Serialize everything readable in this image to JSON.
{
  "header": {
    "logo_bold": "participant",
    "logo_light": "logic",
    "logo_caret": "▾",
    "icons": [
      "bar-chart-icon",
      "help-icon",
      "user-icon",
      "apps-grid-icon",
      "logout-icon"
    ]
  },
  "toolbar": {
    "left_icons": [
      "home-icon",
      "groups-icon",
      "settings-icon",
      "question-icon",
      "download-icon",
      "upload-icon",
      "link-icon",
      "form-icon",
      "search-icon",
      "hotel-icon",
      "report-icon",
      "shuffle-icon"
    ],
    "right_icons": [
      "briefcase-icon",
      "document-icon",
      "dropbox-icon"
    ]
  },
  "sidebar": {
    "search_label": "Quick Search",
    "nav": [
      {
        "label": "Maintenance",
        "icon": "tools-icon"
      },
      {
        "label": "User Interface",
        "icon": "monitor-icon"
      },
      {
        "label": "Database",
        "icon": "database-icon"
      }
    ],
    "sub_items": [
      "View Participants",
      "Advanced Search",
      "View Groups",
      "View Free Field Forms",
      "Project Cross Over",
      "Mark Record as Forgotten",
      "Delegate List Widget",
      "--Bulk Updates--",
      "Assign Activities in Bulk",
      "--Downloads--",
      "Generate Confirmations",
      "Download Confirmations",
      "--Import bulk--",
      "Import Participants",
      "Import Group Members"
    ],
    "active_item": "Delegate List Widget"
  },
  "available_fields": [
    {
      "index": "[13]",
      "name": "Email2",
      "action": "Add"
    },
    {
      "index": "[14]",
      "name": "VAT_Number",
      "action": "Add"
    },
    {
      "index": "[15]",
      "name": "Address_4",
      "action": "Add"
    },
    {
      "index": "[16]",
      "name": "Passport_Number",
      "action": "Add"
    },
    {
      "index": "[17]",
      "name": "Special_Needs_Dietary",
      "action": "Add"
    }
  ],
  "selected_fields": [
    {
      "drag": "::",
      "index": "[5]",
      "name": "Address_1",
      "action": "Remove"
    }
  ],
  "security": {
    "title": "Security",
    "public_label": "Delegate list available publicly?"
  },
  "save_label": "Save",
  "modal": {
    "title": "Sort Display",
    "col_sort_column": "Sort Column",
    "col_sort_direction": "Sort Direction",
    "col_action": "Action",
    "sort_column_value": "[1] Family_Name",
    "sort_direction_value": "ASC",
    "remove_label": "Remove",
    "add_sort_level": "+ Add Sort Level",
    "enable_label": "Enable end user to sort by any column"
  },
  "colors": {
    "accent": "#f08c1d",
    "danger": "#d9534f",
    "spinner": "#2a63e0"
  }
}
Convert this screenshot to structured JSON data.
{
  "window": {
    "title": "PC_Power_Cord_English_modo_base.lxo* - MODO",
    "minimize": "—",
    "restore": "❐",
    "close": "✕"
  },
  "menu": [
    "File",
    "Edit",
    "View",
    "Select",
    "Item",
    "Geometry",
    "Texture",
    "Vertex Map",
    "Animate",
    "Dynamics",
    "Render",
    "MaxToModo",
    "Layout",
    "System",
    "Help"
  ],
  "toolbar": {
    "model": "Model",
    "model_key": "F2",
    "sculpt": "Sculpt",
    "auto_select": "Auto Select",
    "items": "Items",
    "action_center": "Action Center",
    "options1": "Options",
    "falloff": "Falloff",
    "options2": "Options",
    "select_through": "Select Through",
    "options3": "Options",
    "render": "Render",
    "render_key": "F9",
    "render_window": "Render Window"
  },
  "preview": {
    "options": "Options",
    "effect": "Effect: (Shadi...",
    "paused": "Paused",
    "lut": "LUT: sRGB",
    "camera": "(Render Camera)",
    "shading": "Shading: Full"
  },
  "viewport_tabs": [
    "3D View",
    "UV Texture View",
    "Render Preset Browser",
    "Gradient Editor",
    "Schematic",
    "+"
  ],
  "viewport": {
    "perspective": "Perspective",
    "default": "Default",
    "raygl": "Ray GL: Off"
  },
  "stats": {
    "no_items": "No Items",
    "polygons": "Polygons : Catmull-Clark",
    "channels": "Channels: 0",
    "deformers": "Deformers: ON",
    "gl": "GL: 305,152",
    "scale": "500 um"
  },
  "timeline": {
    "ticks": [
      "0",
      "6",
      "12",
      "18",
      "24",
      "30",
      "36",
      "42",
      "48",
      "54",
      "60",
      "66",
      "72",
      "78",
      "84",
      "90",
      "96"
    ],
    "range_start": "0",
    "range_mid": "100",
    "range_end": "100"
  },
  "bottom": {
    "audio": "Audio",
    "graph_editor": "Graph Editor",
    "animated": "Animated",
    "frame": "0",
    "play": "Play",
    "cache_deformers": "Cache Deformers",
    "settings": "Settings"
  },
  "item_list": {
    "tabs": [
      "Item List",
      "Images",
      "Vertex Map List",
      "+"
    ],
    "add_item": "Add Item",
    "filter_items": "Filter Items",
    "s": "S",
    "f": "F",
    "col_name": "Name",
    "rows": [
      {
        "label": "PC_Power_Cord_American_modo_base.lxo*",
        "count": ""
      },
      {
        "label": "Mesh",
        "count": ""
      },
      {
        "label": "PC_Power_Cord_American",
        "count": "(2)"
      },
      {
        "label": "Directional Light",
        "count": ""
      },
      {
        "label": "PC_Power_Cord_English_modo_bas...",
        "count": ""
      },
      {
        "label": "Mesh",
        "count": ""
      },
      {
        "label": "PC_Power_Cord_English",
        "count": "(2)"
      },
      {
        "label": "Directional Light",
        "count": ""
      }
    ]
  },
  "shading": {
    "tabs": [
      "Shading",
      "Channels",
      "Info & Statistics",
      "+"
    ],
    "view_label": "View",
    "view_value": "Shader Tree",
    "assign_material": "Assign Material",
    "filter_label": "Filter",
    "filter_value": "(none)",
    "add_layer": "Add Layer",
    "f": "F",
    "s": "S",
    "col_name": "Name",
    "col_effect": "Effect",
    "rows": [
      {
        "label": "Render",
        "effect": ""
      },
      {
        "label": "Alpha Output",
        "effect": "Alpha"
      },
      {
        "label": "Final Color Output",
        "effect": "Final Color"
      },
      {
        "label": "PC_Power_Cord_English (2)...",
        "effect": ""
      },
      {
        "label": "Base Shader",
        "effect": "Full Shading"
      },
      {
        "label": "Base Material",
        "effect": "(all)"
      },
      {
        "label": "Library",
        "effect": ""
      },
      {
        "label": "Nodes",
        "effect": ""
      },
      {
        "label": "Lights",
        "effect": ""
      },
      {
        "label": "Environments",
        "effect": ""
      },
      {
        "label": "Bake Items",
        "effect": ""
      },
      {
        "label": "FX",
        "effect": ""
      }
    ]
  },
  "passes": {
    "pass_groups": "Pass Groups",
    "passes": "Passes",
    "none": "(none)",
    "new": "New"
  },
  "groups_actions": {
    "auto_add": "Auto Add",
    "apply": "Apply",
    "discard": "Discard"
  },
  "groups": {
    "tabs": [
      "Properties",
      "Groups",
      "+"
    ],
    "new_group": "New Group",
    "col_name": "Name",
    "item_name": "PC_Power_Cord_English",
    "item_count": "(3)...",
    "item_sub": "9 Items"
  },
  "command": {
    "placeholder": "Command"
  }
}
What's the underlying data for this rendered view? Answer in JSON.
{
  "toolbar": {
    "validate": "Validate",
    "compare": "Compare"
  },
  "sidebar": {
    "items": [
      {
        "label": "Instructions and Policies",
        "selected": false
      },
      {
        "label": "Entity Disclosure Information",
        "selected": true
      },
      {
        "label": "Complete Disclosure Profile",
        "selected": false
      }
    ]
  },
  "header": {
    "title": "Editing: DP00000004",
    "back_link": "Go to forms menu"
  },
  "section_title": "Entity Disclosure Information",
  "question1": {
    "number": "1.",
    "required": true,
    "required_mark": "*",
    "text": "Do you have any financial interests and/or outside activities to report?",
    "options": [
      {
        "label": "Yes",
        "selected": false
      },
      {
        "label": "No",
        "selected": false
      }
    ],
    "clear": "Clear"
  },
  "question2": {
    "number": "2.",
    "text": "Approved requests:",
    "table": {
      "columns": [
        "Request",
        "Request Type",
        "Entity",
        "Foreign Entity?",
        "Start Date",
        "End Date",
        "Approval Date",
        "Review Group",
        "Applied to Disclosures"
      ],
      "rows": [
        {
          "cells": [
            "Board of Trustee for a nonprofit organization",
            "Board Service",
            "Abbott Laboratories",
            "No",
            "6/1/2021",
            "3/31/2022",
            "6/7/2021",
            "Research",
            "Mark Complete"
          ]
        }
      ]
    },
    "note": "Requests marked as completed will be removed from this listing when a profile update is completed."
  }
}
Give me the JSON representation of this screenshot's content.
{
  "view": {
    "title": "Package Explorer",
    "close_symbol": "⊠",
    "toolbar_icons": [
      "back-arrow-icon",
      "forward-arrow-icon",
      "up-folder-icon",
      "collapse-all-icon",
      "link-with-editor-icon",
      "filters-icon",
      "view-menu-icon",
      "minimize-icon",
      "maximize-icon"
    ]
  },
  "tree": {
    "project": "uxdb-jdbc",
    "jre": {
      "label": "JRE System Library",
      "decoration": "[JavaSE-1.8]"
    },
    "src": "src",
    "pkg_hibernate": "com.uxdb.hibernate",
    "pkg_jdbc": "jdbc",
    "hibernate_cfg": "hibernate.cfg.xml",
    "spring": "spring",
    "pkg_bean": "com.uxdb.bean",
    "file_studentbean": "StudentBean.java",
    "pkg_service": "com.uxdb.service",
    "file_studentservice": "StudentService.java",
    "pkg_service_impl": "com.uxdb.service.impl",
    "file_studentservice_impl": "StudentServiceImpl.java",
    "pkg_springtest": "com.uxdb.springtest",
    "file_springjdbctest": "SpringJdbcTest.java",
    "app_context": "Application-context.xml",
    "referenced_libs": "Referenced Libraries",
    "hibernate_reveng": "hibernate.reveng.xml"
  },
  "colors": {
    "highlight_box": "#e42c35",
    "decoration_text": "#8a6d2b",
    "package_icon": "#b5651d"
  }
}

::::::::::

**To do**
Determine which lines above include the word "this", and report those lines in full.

**Response area**
Serialize everything readable in this image to JSON.
Convert this screenshot to structured JSON data.
What's the underlying data for this rendered view? Answer in JSON.
    "note": "Requests marked as completed will be removed from this listing when a profile update is completed."
Give me the JSON representation of this screenshot's content.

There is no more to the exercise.